» Problem to work on
Strip out all images, then restate the data verbatim.

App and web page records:
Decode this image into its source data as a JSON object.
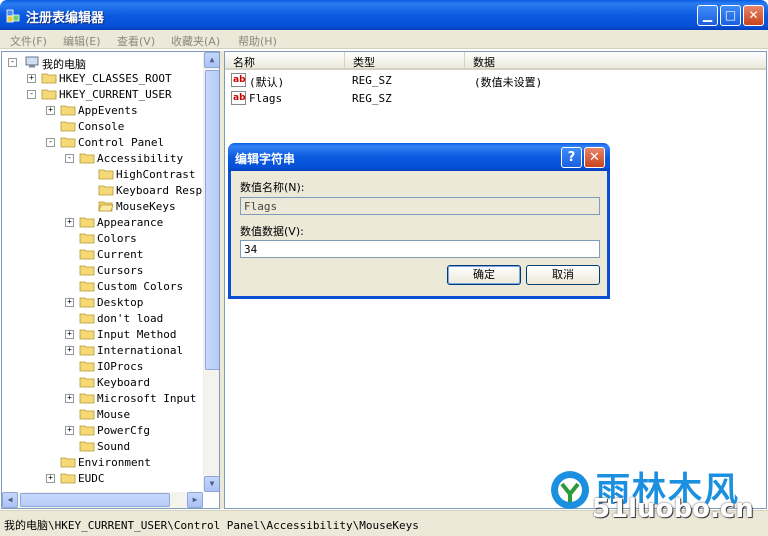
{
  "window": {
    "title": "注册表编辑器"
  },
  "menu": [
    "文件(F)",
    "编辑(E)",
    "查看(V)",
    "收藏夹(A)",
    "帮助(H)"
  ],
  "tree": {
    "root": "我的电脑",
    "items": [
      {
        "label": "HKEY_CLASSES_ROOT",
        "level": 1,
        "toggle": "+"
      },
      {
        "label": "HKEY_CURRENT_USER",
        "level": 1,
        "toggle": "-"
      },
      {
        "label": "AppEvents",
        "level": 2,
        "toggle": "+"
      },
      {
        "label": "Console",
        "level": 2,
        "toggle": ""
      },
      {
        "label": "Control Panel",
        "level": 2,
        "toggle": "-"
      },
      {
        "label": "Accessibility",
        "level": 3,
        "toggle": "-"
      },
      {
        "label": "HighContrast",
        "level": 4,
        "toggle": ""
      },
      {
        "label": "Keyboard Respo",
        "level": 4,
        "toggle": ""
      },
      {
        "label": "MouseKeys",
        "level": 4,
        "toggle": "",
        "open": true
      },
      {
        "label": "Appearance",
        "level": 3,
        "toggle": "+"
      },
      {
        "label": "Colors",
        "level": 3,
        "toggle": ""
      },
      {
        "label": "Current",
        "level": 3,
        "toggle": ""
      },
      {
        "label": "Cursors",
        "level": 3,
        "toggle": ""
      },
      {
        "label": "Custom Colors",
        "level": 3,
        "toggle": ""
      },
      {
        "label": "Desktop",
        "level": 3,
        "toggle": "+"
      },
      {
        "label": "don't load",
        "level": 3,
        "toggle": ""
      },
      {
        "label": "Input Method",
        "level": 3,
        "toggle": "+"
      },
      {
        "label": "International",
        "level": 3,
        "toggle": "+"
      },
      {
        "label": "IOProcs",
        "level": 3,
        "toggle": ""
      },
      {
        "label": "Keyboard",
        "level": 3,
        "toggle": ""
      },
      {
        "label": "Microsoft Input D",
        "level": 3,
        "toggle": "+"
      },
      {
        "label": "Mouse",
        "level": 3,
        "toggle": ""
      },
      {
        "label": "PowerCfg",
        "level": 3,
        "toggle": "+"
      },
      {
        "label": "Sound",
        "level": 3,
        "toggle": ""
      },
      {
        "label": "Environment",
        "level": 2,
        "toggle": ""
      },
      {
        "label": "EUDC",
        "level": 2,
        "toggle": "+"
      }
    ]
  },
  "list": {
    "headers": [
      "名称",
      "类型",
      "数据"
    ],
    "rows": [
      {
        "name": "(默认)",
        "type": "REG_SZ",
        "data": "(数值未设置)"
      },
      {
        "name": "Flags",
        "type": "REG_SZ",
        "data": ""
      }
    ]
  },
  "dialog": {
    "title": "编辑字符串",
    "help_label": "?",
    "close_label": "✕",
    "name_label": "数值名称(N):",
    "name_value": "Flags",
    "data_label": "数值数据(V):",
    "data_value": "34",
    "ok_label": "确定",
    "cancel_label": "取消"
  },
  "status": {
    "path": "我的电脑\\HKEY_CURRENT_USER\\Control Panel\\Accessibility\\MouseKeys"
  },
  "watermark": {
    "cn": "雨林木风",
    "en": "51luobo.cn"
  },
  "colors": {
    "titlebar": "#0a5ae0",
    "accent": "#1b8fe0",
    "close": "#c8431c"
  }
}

» Answer section
Decode this image into its source data as a JSON object.
{
  "window": {
    "title": "注册表编辑器"
  },
  "menu": [
    "文件(F)",
    "编辑(E)",
    "查看(V)",
    "收藏夹(A)",
    "帮助(H)"
  ],
  "tree": {
    "root": "我的电脑",
    "items": [
      {
        "label": "HKEY_CLASSES_ROOT",
        "level": 1,
        "toggle": "+"
      },
      {
        "label": "HKEY_CURRENT_USER",
        "level": 1,
        "toggle": "-"
      },
      {
        "label": "AppEvents",
        "level": 2,
        "toggle": "+"
      },
      {
        "label": "Console",
        "level": 2,
        "toggle": ""
      },
      {
        "label": "Control Panel",
        "level": 2,
        "toggle": "-"
      },
      {
        "label": "Accessibility",
        "level": 3,
        "toggle": "-"
      },
      {
        "label": "HighContrast",
        "level": 4,
        "toggle": ""
      },
      {
        "label": "Keyboard Respo",
        "level": 4,
        "toggle": ""
      },
      {
        "label": "MouseKeys",
        "level": 4,
        "toggle": "",
        "open": true
      },
      {
        "label": "Appearance",
        "level": 3,
        "toggle": "+"
      },
      {
        "label": "Colors",
        "level": 3,
        "toggle": ""
      },
      {
        "label": "Current",
        "level": 3,
        "toggle": ""
      },
      {
        "label": "Cursors",
        "level": 3,
        "toggle": ""
      },
      {
        "label": "Custom Colors",
        "level": 3,
        "toggle": ""
      },
      {
        "label": "Desktop",
        "level": 3,
        "toggle": "+"
      },
      {
        "label": "don't load",
        "level": 3,
        "toggle": ""
      },
      {
        "label": "Input Method",
        "level": 3,
        "toggle": "+"
      },
      {
        "label": "International",
        "level": 3,
        "toggle": "+"
      },
      {
        "label": "IOProcs",
        "level": 3,
        "toggle": ""
      },
      {
        "label": "Keyboard",
        "level": 3,
        "toggle": ""
      },
      {
        "label": "Microsoft Input D",
        "level": 3,
        "toggle": "+"
      },
      {
        "label": "Mouse",
        "level": 3,
        "toggle": ""
      },
      {
        "label": "PowerCfg",
        "level": 3,
        "toggle": "+"
      },
      {
        "label": "Sound",
        "level": 3,
        "toggle": ""
      },
      {
        "label": "Environment",
        "level": 2,
        "toggle": ""
      },
      {
        "label": "EUDC",
        "level": 2,
        "toggle": "+"
      }
    ]
  },
  "list": {
    "headers": [
      "名称",
      "类型",
      "数据"
    ],
    "rows": [
      {
        "name": "(默认)",
        "type": "REG_SZ",
        "data": "(数值未设置)"
      },
      {
        "name": "Flags",
        "type": "REG_SZ",
        "data": ""
      }
    ]
  },
  "dialog": {
    "title": "编辑字符串",
    "help_label": "?",
    "close_label": "✕",
    "name_label": "数值名称(N):",
    "name_value": "Flags",
    "data_label": "数值数据(V):",
    "data_value": "34",
    "ok_label": "确定",
    "cancel_label": "取消"
  },
  "status": {
    "path": "我的电脑\\HKEY_CURRENT_USER\\Control Panel\\Accessibility\\MouseKeys"
  },
  "watermark": {
    "cn": "雨林木风",
    "en": "51luobo.cn"
  },
  "colors": {
    "titlebar": "#0a5ae0",
    "accent": "#1b8fe0",
    "close": "#c8431c"
  }
}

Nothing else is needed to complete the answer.